- _Exercise_
Among the entries, find the lines with the string "Edition" and report them.

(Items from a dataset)
..........

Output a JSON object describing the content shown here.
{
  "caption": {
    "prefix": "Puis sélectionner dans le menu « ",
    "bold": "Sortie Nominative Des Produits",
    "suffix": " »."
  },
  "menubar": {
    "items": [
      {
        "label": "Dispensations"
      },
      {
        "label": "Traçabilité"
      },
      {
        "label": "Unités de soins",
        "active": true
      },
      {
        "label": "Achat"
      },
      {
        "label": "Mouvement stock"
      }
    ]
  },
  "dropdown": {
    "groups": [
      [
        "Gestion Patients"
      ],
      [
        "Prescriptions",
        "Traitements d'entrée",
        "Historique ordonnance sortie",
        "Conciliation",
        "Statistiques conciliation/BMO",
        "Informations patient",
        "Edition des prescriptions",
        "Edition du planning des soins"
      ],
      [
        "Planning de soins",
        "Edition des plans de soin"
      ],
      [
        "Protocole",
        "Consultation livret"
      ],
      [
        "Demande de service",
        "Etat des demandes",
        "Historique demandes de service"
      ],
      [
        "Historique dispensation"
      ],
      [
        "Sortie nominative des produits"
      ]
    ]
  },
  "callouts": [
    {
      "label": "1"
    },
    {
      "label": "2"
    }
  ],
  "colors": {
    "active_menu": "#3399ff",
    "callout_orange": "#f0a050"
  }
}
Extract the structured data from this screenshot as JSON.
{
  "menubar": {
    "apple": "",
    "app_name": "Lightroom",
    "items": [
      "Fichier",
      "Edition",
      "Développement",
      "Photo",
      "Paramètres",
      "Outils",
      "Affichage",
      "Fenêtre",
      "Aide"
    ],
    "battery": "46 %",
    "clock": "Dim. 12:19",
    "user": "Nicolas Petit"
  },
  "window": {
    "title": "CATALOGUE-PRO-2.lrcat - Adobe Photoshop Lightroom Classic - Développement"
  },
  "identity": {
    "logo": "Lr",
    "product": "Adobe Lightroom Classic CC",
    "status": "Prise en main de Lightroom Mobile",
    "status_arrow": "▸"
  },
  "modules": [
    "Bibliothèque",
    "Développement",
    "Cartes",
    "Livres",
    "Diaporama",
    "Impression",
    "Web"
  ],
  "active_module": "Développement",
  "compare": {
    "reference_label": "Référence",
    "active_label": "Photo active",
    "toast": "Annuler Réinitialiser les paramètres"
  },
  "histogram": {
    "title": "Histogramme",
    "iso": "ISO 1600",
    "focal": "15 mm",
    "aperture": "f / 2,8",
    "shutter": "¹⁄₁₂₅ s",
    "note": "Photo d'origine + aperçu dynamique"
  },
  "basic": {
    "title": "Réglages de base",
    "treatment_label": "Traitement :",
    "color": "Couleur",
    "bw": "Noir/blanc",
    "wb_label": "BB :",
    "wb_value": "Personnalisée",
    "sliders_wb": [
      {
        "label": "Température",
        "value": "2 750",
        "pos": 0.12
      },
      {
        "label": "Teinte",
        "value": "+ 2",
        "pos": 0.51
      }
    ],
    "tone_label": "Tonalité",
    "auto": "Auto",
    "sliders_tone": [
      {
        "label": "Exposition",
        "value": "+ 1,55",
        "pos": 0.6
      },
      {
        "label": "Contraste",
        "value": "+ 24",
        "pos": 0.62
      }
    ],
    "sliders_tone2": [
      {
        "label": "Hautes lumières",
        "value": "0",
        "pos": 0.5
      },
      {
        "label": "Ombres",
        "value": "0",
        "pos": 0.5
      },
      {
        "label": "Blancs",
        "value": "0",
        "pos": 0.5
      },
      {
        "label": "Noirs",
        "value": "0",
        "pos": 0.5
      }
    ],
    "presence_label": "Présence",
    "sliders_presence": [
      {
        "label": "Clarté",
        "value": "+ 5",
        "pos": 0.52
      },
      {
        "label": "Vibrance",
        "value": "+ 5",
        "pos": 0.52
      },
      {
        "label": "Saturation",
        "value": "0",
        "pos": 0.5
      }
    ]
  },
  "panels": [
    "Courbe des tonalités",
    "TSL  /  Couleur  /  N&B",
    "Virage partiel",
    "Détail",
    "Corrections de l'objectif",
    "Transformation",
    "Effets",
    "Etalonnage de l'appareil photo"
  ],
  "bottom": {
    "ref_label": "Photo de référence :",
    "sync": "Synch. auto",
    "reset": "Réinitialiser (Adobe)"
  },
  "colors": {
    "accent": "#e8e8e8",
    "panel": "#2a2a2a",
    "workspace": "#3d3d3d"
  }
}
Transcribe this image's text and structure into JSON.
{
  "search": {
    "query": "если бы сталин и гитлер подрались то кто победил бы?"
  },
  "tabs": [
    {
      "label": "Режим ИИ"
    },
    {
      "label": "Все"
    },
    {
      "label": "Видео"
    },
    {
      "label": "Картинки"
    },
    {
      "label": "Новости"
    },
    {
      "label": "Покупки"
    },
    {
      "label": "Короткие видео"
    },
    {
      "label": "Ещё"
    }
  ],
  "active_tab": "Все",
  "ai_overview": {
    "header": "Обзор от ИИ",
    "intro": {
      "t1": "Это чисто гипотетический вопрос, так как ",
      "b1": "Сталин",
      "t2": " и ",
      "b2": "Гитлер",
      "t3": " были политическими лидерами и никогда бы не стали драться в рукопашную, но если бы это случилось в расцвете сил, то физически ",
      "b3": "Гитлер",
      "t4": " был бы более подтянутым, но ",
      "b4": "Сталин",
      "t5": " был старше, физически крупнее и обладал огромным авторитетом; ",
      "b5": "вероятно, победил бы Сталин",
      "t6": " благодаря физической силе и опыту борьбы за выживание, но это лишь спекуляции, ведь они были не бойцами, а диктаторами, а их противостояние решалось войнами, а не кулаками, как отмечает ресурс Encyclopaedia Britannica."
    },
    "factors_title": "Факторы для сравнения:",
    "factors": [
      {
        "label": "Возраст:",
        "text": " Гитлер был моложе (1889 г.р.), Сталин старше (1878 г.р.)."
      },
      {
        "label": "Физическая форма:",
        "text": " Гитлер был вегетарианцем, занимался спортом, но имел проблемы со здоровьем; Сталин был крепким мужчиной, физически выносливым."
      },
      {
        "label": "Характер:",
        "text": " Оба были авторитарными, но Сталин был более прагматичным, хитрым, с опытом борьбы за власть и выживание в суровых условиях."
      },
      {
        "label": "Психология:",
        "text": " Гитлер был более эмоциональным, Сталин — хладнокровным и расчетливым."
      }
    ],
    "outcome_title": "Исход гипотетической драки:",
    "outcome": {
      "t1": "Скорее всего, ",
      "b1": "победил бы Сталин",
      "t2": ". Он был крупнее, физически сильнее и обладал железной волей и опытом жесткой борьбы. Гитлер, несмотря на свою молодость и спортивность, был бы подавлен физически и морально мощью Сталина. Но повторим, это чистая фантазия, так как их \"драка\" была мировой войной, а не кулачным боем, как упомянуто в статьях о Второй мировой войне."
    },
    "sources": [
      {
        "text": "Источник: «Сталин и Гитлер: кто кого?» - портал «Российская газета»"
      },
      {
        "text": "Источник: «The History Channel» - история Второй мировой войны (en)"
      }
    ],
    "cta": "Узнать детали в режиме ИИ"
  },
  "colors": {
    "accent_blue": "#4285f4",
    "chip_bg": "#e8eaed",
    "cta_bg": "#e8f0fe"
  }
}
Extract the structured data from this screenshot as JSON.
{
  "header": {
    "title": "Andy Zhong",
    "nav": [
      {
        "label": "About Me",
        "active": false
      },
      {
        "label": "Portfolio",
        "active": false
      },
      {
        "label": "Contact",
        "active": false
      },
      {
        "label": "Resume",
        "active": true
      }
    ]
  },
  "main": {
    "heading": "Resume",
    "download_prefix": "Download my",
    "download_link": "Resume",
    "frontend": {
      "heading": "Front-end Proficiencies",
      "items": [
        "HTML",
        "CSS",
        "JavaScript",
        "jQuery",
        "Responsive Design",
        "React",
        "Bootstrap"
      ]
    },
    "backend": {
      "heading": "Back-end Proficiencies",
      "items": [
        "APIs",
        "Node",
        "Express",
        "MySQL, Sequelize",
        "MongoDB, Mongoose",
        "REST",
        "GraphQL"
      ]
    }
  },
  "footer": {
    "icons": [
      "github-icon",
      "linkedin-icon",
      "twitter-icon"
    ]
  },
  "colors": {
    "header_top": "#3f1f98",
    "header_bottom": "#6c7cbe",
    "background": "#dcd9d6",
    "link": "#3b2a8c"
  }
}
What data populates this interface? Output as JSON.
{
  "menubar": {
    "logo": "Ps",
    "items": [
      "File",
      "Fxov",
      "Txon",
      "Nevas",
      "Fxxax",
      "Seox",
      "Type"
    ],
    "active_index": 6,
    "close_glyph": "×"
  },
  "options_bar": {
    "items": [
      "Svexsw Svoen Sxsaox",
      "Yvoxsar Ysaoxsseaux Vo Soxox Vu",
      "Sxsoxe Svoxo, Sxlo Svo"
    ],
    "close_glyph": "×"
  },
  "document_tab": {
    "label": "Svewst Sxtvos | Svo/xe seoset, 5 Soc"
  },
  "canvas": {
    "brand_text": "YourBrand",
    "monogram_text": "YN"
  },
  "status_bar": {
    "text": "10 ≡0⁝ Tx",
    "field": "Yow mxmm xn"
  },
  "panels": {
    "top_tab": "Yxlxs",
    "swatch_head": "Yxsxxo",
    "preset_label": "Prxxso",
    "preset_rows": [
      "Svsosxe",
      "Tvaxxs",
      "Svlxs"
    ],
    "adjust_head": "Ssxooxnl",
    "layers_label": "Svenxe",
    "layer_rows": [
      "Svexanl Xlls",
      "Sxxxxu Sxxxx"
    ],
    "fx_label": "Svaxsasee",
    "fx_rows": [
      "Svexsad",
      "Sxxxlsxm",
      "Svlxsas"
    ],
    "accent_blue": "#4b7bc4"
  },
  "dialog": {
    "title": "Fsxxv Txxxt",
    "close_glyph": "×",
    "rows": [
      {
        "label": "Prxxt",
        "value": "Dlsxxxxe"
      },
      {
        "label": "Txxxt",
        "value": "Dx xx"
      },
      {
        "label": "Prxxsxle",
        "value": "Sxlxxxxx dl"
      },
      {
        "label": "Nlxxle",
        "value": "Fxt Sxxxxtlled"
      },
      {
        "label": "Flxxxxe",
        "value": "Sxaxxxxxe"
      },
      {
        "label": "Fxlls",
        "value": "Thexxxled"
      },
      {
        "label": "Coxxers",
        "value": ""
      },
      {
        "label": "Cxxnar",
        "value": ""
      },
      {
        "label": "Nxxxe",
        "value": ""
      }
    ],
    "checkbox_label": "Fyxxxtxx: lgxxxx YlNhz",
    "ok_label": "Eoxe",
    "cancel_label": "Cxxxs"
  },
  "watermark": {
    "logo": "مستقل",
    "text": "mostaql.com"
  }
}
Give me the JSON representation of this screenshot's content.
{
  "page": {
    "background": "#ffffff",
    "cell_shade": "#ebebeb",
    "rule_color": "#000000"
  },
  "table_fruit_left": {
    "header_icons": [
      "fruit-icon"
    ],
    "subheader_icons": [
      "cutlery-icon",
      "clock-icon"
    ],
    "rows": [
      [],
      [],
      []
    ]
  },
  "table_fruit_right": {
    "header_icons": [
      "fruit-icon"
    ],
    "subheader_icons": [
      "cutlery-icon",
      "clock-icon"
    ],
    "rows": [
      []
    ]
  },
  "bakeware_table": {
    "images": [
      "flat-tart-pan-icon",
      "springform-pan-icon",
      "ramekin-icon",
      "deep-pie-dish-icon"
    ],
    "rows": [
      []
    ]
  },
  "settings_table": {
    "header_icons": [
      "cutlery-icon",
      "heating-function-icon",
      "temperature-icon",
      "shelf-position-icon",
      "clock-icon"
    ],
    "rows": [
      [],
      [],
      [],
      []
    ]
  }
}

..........

- _Written solution_
        "Edition des prescriptions",
        "Edition du planning des soins"
        "Edition des plans de soin"
      "Edition",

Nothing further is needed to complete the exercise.